The adult male Orange-bellied Parrot has bright green upper part, a blue frontal forehead band, edged with pale blue, yellowish-green face throat and breast and yellow abdomen with a central orange patch extending to the vent. The orange patch is often not visible when the bird is at rest. The adult female is noticeably duller than the male; she has a much duller frontal band, which lacks the paler blue upper edging. The females orange belly patch is also duller and often smaller than that of the males. The beak is greyish brown and the iris brown. Immature birds of this species show pronounced sexual differences as described, and are relatively easy to distinguish from about 8 months of age.
Habitat and Distribution
The Orange-bellied Parrot is a migratory species which spends spring and summer in Tasmania where it breeds, then departs for mainland Australia in autumn to spend the winter months there. The Orange-bellied Parrot has a single breeding population containing less than 100 mature adults in the wild. When breeding this species occupies an area of approximately 1600km2 but during winter migration it is dispersed widely along the coastline of southeastern . The species breeding range is a narrow coastal strip of southwest Tasmania between Birch’s Inlet, in Macquarie Harbour, and Louisa Bay. The breeding habitat is eucalypt forest and extensive moorland plains dominated by button grass and intersected by wooded tea-tree and paper-bark creeks, and river estuaries within the Tasmanian Wilderness World Heritage Area.
On mainland Australia the Orange-bellied Parrots current range is through coastal regions as far as South Gippsland district of Victoria and as far west as Lake Alexandrina in South Australia. Seventy percent of the population concentrates at three wintering sites around Port Phillip Bay and the Bellarine Peninsula in Victoria. Its preferred habitat on the mainland is saltmarshes, coastal heath, grasslands and pastures, estuaries and coastal sand dunes all within 10 km of the coast.
This species is classified as Critically Endangered by the IUCN and EPBC (1999).
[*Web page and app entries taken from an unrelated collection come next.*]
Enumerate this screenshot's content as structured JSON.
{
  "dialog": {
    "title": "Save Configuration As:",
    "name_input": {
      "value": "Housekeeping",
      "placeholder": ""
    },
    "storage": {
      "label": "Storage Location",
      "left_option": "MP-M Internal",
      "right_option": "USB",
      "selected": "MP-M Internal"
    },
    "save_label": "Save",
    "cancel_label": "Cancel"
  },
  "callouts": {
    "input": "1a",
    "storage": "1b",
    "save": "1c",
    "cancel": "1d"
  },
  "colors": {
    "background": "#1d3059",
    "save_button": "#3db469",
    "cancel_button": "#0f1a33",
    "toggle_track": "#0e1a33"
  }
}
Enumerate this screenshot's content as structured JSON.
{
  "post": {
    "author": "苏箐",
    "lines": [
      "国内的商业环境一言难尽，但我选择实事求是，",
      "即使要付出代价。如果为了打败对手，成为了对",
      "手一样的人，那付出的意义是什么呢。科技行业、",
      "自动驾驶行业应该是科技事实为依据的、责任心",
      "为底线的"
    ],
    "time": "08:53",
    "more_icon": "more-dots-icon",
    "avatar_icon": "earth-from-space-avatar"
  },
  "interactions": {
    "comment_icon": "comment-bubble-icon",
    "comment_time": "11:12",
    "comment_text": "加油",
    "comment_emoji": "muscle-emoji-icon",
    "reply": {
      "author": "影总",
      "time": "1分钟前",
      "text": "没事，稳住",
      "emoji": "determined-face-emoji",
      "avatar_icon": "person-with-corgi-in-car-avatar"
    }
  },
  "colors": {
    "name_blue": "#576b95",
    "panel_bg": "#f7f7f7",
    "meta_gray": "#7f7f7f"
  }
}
The primary reason for the species’s decline is thought to be fragmentation and degradation of overwintering habitat by grazing, agriculture and urban and industrial development. Competition with introduced seed-eating finches may have affected winter food availability, while some former breeding habitat may have been vacated because of a change in the fire regime and competition with introduced Common Starlings Sturnus vulgaris, which fill nest-hollows with nesting material, rendering them unsuitable. Deaths from random events, such as sea storms during migration, predation by foxes and cats, or disease, are significant threats to such a tiny population. Degradation of remaining saltmarsh habitat on the mainland is a significant threat
The Orange‐bellied Parrot has been observed feeding on 32 different species of. Of these the key species are within saltmarsh communities and include Beaded Glasswort Sarcocornia quinqueflora, Southern Sea‐heath Frankenia pauciflora, Shrubby Glasswort Sclerostegia arbuscula, Buzzy Acaena novae–zelandiae and
Sea Rocket Cakile maritima. However, in recent years a range of grassy or weedy pastures associated with coastal vegetation communities have increasingly been used by the species.
Breeding and Lifecycle
Birds become sexually at 12 months of age and breed during the summer months (October – February). Females lay clutches of 3-6 eggs and rarely leave the nest during the incubation period (three weeks) relying on the male to feed her during this time. Chicks take 4-5 weeks to fledge during which time both parents will feed them. The average lifespan in the wild is about 2.5 years and in captivity 5.5 years but individuals have been known to live as long as 14 years in captivity.
All information was obtained from the Orange-bellied Parrot Husbandry Guidelines and Birdlife International Website.
The Zoo and Aquarium Association acknowledges
Department of Primary Industries, Parks, Water and Environment
for providing the factsheet information above.